The last time we checked in on Utah attorney general Mark Shurtleff's increasingly quixotic attempt to tear down the BCS with an antitrust lawsuit, he was hoping to find other state AG's who might join as co-plaintiffs. He hasn't had much luck there.
He's also asked for help from the U.S. Department of Justice, which has made some noise about stepping in for a look at college football's antitrust status but hasn't yet seemed to do much more than basic fact-finding.
None of this has swayed Shurtleff from what he sees as his appointed mission, though, and he was back in headlines Wednesday when he began soliciting law firms to make up the legal team necessary to bring the suit. As the Salt Lake Tribune reports:
“There are serious antitrust violations in the BCS system that are robbing taxpayers of hundreds of millions of dollars,” Shurtleff said in a prepared statement on Wednesday. “Putting together the strongest legal team from around the country will give us the best chance at bringing equity back to college football.”
Wednesday’s query is the second time Shurtleff has put out a “request for information” to law firms that handle antitrust cases. He first announced he was seeking requests for proposals in April. His latest pursuit to find a law firm to take the case is through BidSync (www.bidsync.com), where interested firms can file responses until Aug. 8.
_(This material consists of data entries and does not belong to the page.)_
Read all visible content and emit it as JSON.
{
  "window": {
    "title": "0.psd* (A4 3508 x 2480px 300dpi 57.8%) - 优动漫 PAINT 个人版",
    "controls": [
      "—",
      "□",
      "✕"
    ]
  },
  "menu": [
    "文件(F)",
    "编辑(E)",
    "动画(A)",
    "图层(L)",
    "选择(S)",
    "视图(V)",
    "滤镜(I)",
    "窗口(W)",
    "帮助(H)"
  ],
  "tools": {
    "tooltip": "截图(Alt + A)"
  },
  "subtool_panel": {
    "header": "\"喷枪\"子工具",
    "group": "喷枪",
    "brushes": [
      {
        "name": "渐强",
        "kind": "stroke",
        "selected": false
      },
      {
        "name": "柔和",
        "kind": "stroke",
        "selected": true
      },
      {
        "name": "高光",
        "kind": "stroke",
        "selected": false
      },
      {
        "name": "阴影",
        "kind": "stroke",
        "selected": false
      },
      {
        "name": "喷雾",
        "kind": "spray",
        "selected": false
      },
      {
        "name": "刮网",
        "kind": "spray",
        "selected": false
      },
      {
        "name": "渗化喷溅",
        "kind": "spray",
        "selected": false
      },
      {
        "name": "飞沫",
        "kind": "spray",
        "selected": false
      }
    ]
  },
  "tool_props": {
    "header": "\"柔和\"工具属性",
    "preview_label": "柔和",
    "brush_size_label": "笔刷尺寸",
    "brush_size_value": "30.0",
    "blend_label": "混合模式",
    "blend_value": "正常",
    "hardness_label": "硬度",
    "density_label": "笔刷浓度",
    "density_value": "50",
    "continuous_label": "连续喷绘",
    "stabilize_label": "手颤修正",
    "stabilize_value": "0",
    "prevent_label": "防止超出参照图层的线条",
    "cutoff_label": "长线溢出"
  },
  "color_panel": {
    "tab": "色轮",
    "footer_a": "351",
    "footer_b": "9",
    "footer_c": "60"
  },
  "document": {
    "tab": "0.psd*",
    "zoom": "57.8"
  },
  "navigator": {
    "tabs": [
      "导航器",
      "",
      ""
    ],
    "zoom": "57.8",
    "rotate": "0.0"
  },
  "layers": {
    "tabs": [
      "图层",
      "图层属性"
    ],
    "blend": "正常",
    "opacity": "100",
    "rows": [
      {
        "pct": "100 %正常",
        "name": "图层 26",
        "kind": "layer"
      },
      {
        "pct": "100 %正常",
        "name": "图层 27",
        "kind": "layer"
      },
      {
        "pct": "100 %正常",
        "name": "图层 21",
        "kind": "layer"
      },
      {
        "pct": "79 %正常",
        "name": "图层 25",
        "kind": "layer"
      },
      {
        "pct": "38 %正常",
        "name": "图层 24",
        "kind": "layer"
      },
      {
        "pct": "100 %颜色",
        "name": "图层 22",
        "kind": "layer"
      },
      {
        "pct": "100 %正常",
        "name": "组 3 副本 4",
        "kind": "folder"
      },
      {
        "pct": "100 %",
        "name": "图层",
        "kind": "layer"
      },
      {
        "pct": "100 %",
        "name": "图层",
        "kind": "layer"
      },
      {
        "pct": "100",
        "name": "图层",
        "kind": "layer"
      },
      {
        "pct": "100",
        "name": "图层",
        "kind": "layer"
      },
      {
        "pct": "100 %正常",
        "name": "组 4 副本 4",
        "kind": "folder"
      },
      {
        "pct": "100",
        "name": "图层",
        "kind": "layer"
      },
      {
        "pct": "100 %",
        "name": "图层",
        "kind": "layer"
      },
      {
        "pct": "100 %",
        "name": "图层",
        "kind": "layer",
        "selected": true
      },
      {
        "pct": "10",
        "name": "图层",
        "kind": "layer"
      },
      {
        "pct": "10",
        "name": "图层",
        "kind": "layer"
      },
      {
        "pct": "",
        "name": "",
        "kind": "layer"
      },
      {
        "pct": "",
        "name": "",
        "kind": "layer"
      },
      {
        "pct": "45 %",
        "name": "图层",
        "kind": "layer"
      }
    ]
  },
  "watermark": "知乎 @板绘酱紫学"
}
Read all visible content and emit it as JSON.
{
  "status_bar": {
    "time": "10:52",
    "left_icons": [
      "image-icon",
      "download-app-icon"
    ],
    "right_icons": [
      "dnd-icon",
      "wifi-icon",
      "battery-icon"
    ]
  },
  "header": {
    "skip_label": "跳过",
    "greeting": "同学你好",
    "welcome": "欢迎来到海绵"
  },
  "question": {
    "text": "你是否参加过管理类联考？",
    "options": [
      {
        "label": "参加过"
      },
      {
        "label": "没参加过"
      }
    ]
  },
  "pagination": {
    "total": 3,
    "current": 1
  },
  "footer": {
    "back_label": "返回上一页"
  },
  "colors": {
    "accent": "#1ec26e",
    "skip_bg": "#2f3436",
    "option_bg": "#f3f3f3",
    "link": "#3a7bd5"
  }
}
Shurtleff's over-the-top statement (since when did college football ever have "equity"?) is met by an equally over-the-top statement from Bill Hancock, the BCS executive director. But rather than focus on either side's posturing, the better question is: Will Shurtleff actually be able to bring the suit?
Though there's been some doubt whether he'd have the financial muscle going it alone, a spokesman for his office says the suit is "right on track" to be filed this fall.
We remain somewhat skeptical. But with the DOJ paying some kind of attention and Shurtleff seemingly as committed than ever, it might be time to stop dismissing Shurtleff's chances of getting his day in court. He still needs the legal help he requested yesterday, of course, and a lot of other things (and that's before we even discuss his chances of winning if the suit is brought). But if he is indeed "on track," his story is one that will have to be followed this college football season.